(Records from a data source)
-------------------------
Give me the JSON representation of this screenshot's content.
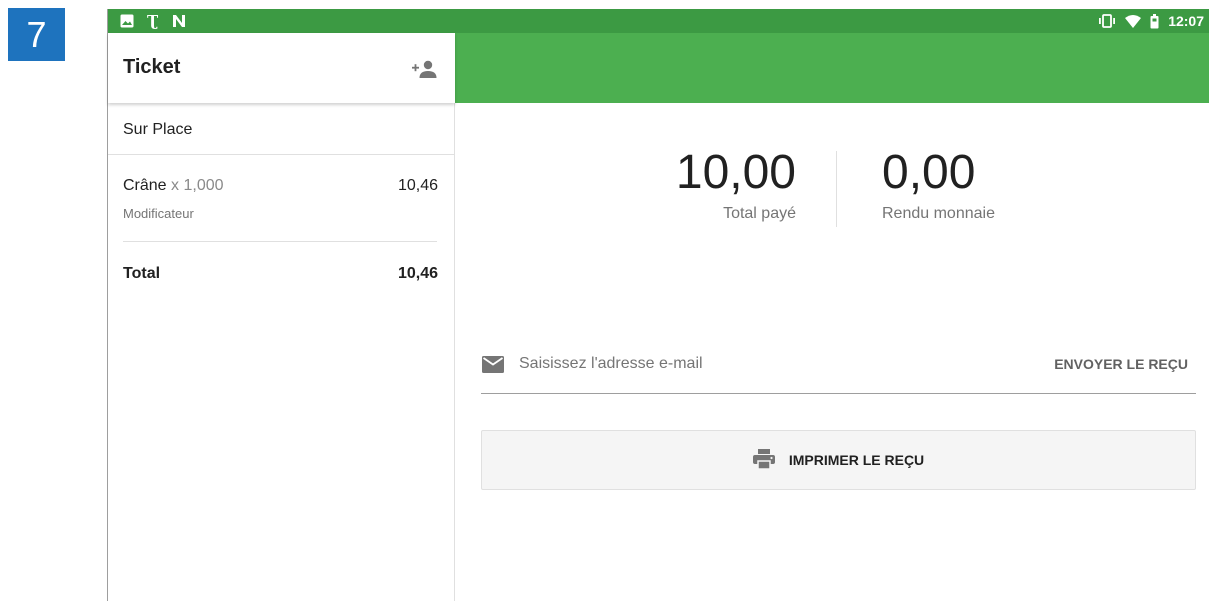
{
  "step_number": "7",
  "status_bar": {
    "time": "12:07",
    "left_icons": [
      "image-icon",
      "nyt-icon",
      "n-app-icon"
    ],
    "right_icons": [
      "vibrate-icon",
      "wifi-icon",
      "battery-icon"
    ]
  },
  "ticket": {
    "title": "Ticket",
    "add_customer_icon": "person-add-icon",
    "dining_option": "Sur Place",
    "items": [
      {
        "name": "Crâne",
        "qty": "x 1,000",
        "price": "10,46",
        "modifier": "Modificateur"
      }
    ],
    "total_label": "Total",
    "total_value": "10,46"
  },
  "payment": {
    "paid_value": "10,00",
    "paid_label": "Total payé",
    "change_value": "0,00",
    "change_label": "Rendu monnaie"
  },
  "receipt": {
    "email_placeholder": "Saisissez l'adresse e-mail",
    "email_value": "",
    "send_label": "ENVOYER LE REÇU",
    "print_label": "IMPRIMER LE REÇU"
  },
  "colors": {
    "status_bar": "#3c9a43",
    "header_green": "#4caf50",
    "badge_blue": "#1e73be"
  }
}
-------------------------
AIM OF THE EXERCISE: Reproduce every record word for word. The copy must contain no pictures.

THE COMPLETED TASK:
Give me the JSON representation of this screenshot's content.
{
  "step_number": "7",
  "status_bar": {
    "time": "12:07",
    "left_icons": [
      "image-icon",
      "nyt-icon",
      "n-app-icon"
    ],
    "right_icons": [
      "vibrate-icon",
      "wifi-icon",
      "battery-icon"
    ]
  },
  "ticket": {
    "title": "Ticket",
    "add_customer_icon": "person-add-icon",
    "dining_option": "Sur Place",
    "items": [
      {
        "name": "Crâne",
        "qty": "x 1,000",
        "price": "10,46",
        "modifier": "Modificateur"
      }
    ],
    "total_label": "Total",
    "total_value": "10,46"
  },
  "payment": {
    "paid_value": "10,00",
    "paid_label": "Total payé",
    "change_value": "0,00",
    "change_label": "Rendu monnaie"
  },
  "receipt": {
    "email_placeholder": "Saisissez l'adresse e-mail",
    "email_value": "",
    "send_label": "ENVOYER LE REÇU",
    "print_label": "IMPRIMER LE REÇU"
  },
  "colors": {
    "status_bar": "#3c9a43",
    "header_green": "#4caf50",
    "badge_blue": "#1e73be"
  }
}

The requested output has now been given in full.